MATERIAL SUPPLIED START

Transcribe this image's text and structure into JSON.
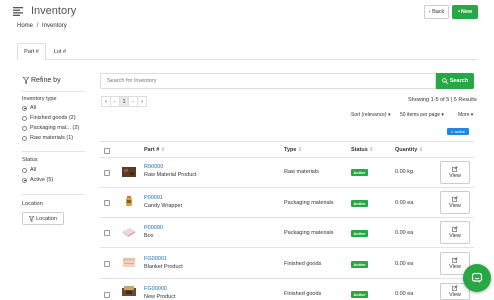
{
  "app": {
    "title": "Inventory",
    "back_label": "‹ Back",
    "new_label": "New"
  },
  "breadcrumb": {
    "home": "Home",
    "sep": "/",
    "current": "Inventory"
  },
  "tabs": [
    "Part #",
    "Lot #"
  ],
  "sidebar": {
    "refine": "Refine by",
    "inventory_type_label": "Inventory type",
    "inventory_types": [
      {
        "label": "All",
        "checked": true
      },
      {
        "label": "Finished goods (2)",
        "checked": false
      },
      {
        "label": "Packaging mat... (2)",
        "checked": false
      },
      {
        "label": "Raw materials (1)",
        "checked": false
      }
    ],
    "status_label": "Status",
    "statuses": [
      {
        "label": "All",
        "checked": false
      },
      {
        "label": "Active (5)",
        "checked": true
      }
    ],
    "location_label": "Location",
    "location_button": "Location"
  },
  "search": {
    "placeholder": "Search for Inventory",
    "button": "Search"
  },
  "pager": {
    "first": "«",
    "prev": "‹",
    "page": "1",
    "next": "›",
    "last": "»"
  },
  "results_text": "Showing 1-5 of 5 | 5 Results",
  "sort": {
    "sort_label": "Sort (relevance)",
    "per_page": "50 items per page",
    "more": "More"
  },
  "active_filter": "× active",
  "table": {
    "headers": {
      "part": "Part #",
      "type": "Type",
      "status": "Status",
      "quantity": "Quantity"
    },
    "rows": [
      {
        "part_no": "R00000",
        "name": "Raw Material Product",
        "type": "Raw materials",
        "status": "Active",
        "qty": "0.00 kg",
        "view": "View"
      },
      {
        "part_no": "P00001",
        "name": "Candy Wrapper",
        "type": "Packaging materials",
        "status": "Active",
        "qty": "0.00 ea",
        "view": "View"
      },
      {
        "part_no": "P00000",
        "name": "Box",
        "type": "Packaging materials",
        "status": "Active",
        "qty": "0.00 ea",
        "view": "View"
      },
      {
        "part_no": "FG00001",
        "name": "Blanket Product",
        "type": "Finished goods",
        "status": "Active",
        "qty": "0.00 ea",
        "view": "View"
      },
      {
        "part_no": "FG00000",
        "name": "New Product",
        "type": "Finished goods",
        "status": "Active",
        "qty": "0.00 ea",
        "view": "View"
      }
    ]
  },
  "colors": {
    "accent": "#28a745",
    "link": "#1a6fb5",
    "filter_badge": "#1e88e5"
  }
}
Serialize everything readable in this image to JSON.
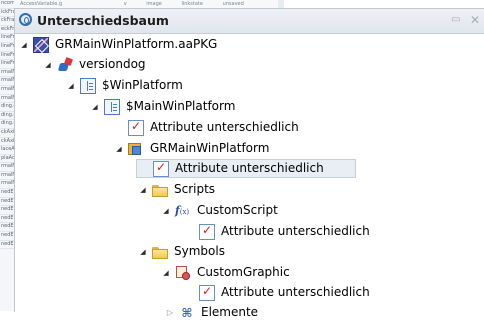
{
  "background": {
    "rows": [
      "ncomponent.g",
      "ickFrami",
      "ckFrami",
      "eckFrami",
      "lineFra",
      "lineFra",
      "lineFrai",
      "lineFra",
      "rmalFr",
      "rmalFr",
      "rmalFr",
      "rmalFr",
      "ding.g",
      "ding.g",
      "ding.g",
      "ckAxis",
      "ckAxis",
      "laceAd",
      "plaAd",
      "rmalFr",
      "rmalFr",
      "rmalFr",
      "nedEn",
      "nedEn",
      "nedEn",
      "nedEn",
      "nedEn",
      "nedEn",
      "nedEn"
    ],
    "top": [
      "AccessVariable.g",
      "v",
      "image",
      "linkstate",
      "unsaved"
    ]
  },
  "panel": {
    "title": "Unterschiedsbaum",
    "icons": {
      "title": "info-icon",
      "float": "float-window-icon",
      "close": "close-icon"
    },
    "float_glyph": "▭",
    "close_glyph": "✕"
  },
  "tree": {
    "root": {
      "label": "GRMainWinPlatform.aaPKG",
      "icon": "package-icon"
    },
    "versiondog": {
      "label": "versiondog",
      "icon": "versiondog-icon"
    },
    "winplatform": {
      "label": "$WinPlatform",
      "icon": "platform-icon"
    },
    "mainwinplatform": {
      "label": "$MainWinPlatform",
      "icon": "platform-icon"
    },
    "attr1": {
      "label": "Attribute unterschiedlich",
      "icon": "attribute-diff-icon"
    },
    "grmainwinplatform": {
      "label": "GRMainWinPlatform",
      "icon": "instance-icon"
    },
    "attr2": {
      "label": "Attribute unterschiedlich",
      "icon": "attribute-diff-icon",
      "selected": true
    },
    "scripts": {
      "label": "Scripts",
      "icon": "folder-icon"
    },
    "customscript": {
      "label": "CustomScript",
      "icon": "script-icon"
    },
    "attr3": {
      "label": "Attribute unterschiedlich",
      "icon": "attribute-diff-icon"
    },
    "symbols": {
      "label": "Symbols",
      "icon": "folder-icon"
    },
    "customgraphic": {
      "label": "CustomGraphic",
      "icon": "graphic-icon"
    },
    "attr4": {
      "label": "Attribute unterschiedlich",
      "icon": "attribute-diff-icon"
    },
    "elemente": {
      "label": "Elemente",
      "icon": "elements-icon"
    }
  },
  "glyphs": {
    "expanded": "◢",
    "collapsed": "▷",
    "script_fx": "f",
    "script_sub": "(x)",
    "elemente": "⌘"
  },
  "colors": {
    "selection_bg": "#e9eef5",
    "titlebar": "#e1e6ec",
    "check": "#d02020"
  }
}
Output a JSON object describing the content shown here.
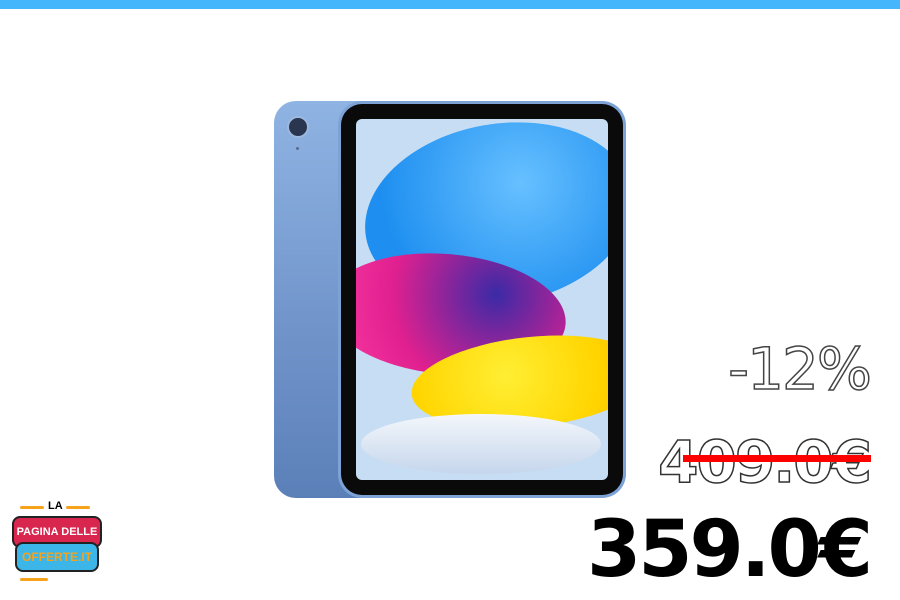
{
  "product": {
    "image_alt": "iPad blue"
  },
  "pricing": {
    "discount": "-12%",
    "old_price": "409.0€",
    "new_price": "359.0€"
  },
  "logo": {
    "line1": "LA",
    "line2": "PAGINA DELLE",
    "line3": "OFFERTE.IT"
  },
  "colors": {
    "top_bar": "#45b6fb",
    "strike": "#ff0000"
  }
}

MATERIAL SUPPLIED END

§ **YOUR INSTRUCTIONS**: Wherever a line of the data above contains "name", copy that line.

§ **ANSWER SECTION**:
        "name": "Raw Material Product",
        "name": "Candy Wrapper",
        "name": "Box",
        "name": "Blanket Product",
        "name": "New Product",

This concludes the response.